By Brendan Tam. History and Political Science student, University of Melbourne
In the contemporary political climate, it seems as though pundits have become incapable of giving their analysis without reference to opinion polls.
The poll-mania that has gripped the chattering classes has only become more fervent in recent years, despite growing concern over the reliability of polling methodology. This is unfortunately a global phenomenon and is now adversely affecting the public discourse surrounding politics. What is even more worrying is the way in which polls affect the politicians themselves who increasingly rely on polling to chart the popularity of their policy offerings – and thus their likelihood of re-election – in real time.
The flaws of polling methodology are numerous. For one, in most countries voting is optional, meaning that many of the people polled may not cast a vote on election day. Furthermore, pollsters continue to rely on outdated methods of data collection such as calling landlines, which skews the data by failing to include all demographics. Lastly there is theBradley Effect, which is essentially the theory that many of those polled will not reveal their true intention to vote for a socially undesirable party or candidate. Thus it is no surprise that expert pollsters in the US, such asNate Silver, were proven wrong in their initial claims that Donald Trump had no chance of winning the Republican Presidential nomination.
How the heck did Donald Trump win the nomination? Some reflections on what happened & what we got wrong. https://t.co/6ArADvxF44— Nate Silver (@NateSilver538) May 4, 2016
Their faith in the science of polling led them to believe that certain demographics would not vote for Trump based on historical trends and yet they are now having to face the reality that their assumptions were off-base and their modelling severely limited.

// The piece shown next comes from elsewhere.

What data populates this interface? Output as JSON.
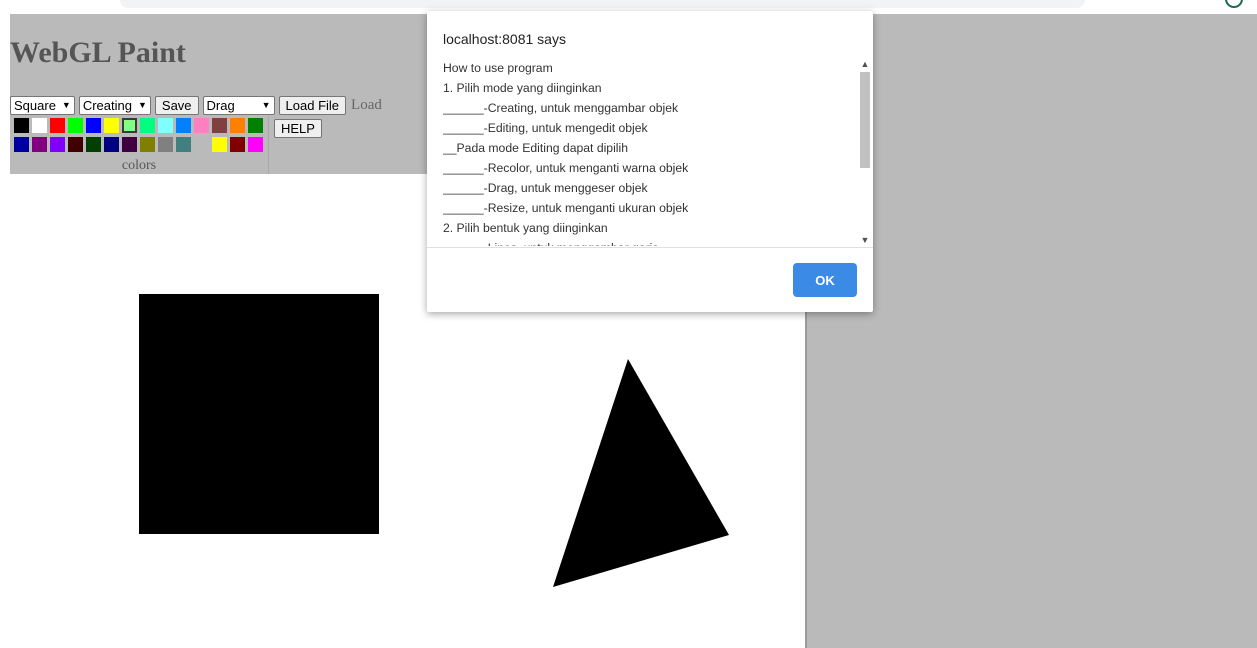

The truth is, as the 2015 UK election proved, there is only one poll that matters: the one that is held on election day. The media and political pundits had predicted a Conservative defeat or at least a minority government as the Conservatives had failed to win an opinion poll in five years. Yet, against such low expectations, they won a majority government for the first time in over two decades. In part this is because the Conservative Party, under campaign director Sir Lynton Crosby, wisely chose to ignore opinion polls. Instead they remained consistent in governing and arguing for policies that they believed were best for Britain. This platform was validated by their resounding victory and should be viewed by the political class as an indication of why opinion polls should not be the sole guide of their actions.
Unfortunately, in Australia it has become de rigueur for political parties on both sides of the spectrum to install and remove leaders based on their relative standing in opinion polls – a major factor that lead to the 2013 ousting of Labor, whose “faceless men” could not stay their wandering eyes when it came to choosing the country’s Prime Minister. Unlike the British Conservative party, the Australian Liberal party too has failed to be cautious of polls and have instead become beholden to them, as seen with the downfall of Tony Abbott. Throughout his reign the media coverage contextualised the performance of the Abbott Government by reference to his poor showings in the opinion polls and little else.
This has had an impact on the Malcolm Turnbull regime which seems paralysed to promote policies that may not hold universal public approval. The recent abandonment of GST reform, in part due to opinion polls showing a lack of support for the policy, is evidence of the crippling effects of polls – evidence only compounded by the farcical situation at present, in which the Labor opposition has announced more policies than the ruling Coalition government.
These are just a few of the many instances of politicians being held at the mercy of polls that are widely known to be inaccurate. Political skittishness over momentary unpopularity has led to the adoption of a more populist rhetoric by many would-be leaders, such as we hear from both Donald Trump and Bernie Sanders in the US, in an effort to gain and maintain a favourable position in the polls. This fear of making decisions that may impact poll numbers has effectively crippled any coherent and decisive decision making. This is the peril of poll mania.
This article was originally published in Farrago, Australia's oldest student magazine based at the University of Melbourne.
Graphics by Sam Nelson